§ **Dataset rows describing interfaces**
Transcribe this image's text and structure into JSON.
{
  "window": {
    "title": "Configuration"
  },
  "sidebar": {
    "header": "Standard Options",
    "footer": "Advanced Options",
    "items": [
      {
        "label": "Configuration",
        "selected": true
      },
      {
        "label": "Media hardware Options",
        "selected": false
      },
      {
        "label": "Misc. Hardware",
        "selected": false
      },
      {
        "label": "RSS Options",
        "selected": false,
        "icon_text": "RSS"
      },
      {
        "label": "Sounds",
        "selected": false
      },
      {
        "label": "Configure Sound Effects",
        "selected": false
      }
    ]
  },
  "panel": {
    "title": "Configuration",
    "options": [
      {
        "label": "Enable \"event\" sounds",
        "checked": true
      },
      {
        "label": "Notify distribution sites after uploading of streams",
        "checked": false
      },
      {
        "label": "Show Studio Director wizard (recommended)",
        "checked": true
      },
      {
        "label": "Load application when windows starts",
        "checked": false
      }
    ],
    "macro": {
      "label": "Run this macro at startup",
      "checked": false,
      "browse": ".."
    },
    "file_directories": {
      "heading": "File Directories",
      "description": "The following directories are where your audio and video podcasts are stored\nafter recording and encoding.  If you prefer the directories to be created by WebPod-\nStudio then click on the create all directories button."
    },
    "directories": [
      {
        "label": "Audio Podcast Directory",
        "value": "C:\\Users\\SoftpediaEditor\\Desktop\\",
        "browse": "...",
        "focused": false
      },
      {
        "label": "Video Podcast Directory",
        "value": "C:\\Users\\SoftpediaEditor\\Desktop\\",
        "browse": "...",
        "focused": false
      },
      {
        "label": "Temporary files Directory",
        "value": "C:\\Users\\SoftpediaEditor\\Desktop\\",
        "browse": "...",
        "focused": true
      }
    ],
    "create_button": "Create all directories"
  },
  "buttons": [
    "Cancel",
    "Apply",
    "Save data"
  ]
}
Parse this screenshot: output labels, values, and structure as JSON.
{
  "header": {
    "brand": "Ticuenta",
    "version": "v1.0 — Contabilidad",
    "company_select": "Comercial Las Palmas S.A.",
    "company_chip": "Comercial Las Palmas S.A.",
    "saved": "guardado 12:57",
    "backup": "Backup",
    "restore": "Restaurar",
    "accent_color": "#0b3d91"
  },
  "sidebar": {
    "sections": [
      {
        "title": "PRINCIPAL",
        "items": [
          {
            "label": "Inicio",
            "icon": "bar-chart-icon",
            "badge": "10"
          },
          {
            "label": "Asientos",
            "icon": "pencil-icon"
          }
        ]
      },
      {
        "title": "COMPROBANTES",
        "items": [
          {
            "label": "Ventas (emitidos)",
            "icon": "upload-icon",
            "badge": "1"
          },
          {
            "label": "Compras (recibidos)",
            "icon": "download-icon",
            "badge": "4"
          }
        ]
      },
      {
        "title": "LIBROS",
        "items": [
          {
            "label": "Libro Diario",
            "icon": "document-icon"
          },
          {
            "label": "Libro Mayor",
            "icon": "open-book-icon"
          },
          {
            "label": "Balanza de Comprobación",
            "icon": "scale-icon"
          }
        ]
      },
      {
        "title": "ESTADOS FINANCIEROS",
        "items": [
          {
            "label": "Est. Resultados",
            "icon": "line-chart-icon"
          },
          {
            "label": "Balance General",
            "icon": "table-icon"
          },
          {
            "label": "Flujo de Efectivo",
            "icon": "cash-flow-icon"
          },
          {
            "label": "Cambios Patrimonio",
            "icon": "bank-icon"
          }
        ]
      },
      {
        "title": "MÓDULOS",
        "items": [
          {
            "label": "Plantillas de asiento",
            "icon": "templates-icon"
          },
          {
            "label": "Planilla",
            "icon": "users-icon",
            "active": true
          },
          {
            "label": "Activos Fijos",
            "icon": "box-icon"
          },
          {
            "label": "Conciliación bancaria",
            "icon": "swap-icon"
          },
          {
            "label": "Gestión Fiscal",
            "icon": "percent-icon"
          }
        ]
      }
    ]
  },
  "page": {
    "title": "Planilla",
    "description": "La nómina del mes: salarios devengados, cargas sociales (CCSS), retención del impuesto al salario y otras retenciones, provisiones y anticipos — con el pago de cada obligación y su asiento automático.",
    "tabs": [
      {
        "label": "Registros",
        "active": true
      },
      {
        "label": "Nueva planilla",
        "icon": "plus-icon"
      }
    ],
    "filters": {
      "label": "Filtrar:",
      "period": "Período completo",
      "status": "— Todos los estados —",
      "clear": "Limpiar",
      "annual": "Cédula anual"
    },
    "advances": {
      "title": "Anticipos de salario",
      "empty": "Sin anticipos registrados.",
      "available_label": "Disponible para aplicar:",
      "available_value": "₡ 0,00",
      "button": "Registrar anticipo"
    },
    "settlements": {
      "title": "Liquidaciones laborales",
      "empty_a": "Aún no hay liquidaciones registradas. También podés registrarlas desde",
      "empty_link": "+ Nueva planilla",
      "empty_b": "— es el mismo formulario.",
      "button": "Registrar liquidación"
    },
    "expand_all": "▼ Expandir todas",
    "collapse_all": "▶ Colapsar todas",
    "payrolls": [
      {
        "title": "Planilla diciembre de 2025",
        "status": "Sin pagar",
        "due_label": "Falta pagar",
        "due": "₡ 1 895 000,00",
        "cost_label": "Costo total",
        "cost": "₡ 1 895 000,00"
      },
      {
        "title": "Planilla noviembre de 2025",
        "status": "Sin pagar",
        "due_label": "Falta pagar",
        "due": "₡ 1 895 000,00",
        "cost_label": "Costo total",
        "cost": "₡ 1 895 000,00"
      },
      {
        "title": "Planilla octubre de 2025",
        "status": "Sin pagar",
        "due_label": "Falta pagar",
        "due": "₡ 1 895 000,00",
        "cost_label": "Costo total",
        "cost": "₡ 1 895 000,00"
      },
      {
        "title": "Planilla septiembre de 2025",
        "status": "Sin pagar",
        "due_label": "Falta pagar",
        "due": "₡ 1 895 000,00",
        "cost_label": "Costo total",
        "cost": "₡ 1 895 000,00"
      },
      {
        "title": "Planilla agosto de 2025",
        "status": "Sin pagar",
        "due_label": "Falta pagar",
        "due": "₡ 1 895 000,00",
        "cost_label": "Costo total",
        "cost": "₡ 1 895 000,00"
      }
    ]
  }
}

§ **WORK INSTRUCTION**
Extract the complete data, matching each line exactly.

§ **SOLUTION**
Transcribe this image's text and structure into JSON.
{
  "window": {
    "title": "Configuration"
  },
  "sidebar": {
    "header": "Standard Options",
    "footer": "Advanced Options",
    "items": [
      {
        "label": "Configuration",
        "selected": true
      },
      {
        "label": "Media hardware Options",
        "selected": false
      },
      {
        "label": "Misc. Hardware",
        "selected": false
      },
      {
        "label": "RSS Options",
        "selected": false,
        "icon_text": "RSS"
      },
      {
        "label": "Sounds",
        "selected": false
      },
      {
        "label": "Configure Sound Effects",
        "selected": false
      }
    ]
  },
  "panel": {
    "title": "Configuration",
    "options": [
      {
        "label": "Enable \"event\" sounds",
        "checked": true
      },
      {
        "label": "Notify distribution sites after uploading of streams",
        "checked": false
      },
      {
        "label": "Show Studio Director wizard (recommended)",
        "checked": true
      },
      {
        "label": "Load application when windows starts",
        "checked": false
      }
    ],
    "macro": {
      "label": "Run this macro at startup",
      "checked": false,
      "browse": ".."
    },
    "file_directories": {
      "heading": "File Directories",
      "description": "The following directories are where your audio and video podcasts are stored\nafter recording and encoding.  If you prefer the directories to be created by WebPod-\nStudio then click on the create all directories button."
    },
    "directories": [
      {
        "label": "Audio Podcast Directory",
        "value": "C:\\Users\\SoftpediaEditor\\Desktop\\",
        "browse": "...",
        "focused": false
      },
      {
        "label": "Video Podcast Directory",
        "value": "C:\\Users\\SoftpediaEditor\\Desktop\\",
        "browse": "...",
        "focused": false
      },
      {
        "label": "Temporary files Directory",
        "value": "C:\\Users\\SoftpediaEditor\\Desktop\\",
        "browse": "...",
        "focused": true
      }
    ],
    "create_button": "Create all directories"
  },
  "buttons": [
    "Cancel",
    "Apply",
    "Save data"
  ]
}
Parse this screenshot: output labels, values, and structure as JSON.
{
  "header": {
    "brand": "Ticuenta",
    "version": "v1.0 — Contabilidad",
    "company_select": "Comercial Las Palmas S.A.",
    "company_chip": "Comercial Las Palmas S.A.",
    "saved": "guardado 12:57",
    "backup": "Backup",
    "restore": "Restaurar",
    "accent_color": "#0b3d91"
  },
  "sidebar": {
    "sections": [
      {
        "title": "PRINCIPAL",
        "items": [
          {
            "label": "Inicio",
            "icon": "bar-chart-icon",
            "badge": "10"
          },
          {
            "label": "Asientos",
            "icon": "pencil-icon"
          }
        ]
      },
      {
        "title": "COMPROBANTES",
        "items": [
          {
            "label": "Ventas (emitidos)",
            "icon": "upload-icon",
            "badge": "1"
          },
          {
            "label": "Compras (recibidos)",
            "icon": "download-icon",
            "badge": "4"
          }
        ]
      },
      {
        "title": "LIBROS",
        "items": [
          {
            "label": "Libro Diario",
            "icon": "document-icon"
          },
          {
            "label": "Libro Mayor",
            "icon": "open-book-icon"
          },
          {
            "label": "Balanza de Comprobación",
            "icon": "scale-icon"
          }
        ]
      },
      {
        "title": "ESTADOS FINANCIEROS",
        "items": [
          {
            "label": "Est. Resultados",
            "icon": "line-chart-icon"
          },
          {
            "label": "Balance General",
            "icon": "table-icon"
          },
          {
            "label": "Flujo de Efectivo",
            "icon": "cash-flow-icon"
          },
          {
            "label": "Cambios Patrimonio",
            "icon": "bank-icon"
          }
        ]
      },
      {
        "title": "MÓDULOS",
        "items": [
          {
            "label": "Plantillas de asiento",
            "icon": "templates-icon"
          },
          {
            "label": "Planilla",
            "icon": "users-icon",
            "active": true
          },
          {
            "label": "Activos Fijos",
            "icon": "box-icon"
          },
          {
            "label": "Conciliación bancaria",
            "icon": "swap-icon"
          },
          {
            "label": "Gestión Fiscal",
            "icon": "percent-icon"
          }
        ]
      }
    ]
  },
  "page": {
    "title": "Planilla",
    "description": "La nómina del mes: salarios devengados, cargas sociales (CCSS), retención del impuesto al salario y otras retenciones, provisiones y anticipos — con el pago de cada obligación y su asiento automático.",
    "tabs": [
      {
        "label": "Registros",
        "active": true
      },
      {
        "label": "Nueva planilla",
        "icon": "plus-icon"
      }
    ],
    "filters": {
      "label": "Filtrar:",
      "period": "Período completo",
      "status": "— Todos los estados —",
      "clear": "Limpiar",
      "annual": "Cédula anual"
    },
    "advances": {
      "title": "Anticipos de salario",
      "empty": "Sin anticipos registrados.",
      "available_label": "Disponible para aplicar:",
      "available_value": "₡ 0,00",
      "button": "Registrar anticipo"
    },
    "settlements": {
      "title": "Liquidaciones laborales",
      "empty_a": "Aún no hay liquidaciones registradas. También podés registrarlas desde",
      "empty_link": "+ Nueva planilla",
      "empty_b": "— es el mismo formulario.",
      "button": "Registrar liquidación"
    },
    "expand_all": "▼ Expandir todas",
    "collapse_all": "▶ Colapsar todas",
    "payrolls": [
      {
        "title": "Planilla diciembre de 2025",
        "status": "Sin pagar",
        "due_label": "Falta pagar",
        "due": "₡ 1 895 000,00",
        "cost_label": "Costo total",
        "cost": "₡ 1 895 000,00"
      },
      {
        "title": "Planilla noviembre de 2025",
        "status": "Sin pagar",
        "due_label": "Falta pagar",
        "due": "₡ 1 895 000,00",
        "cost_label": "Costo total",
        "cost": "₡ 1 895 000,00"
      },
      {
        "title": "Planilla octubre de 2025",
        "status": "Sin pagar",
        "due_label": "Falta pagar",
        "due": "₡ 1 895 000,00",
        "cost_label": "Costo total",
        "cost": "₡ 1 895 000,00"
      },
      {
        "title": "Planilla septiembre de 2025",
        "status": "Sin pagar",
        "due_label": "Falta pagar",
        "due": "₡ 1 895 000,00",
        "cost_label": "Costo total",
        "cost": "₡ 1 895 000,00"
      },
      {
        "title": "Planilla agosto de 2025",
        "status": "Sin pagar",
        "due_label": "Falta pagar",
        "due": "₡ 1 895 000,00",
        "cost_label": "Costo total",
        "cost": "₡ 1 895 000,00"
      }
    ]
  }
}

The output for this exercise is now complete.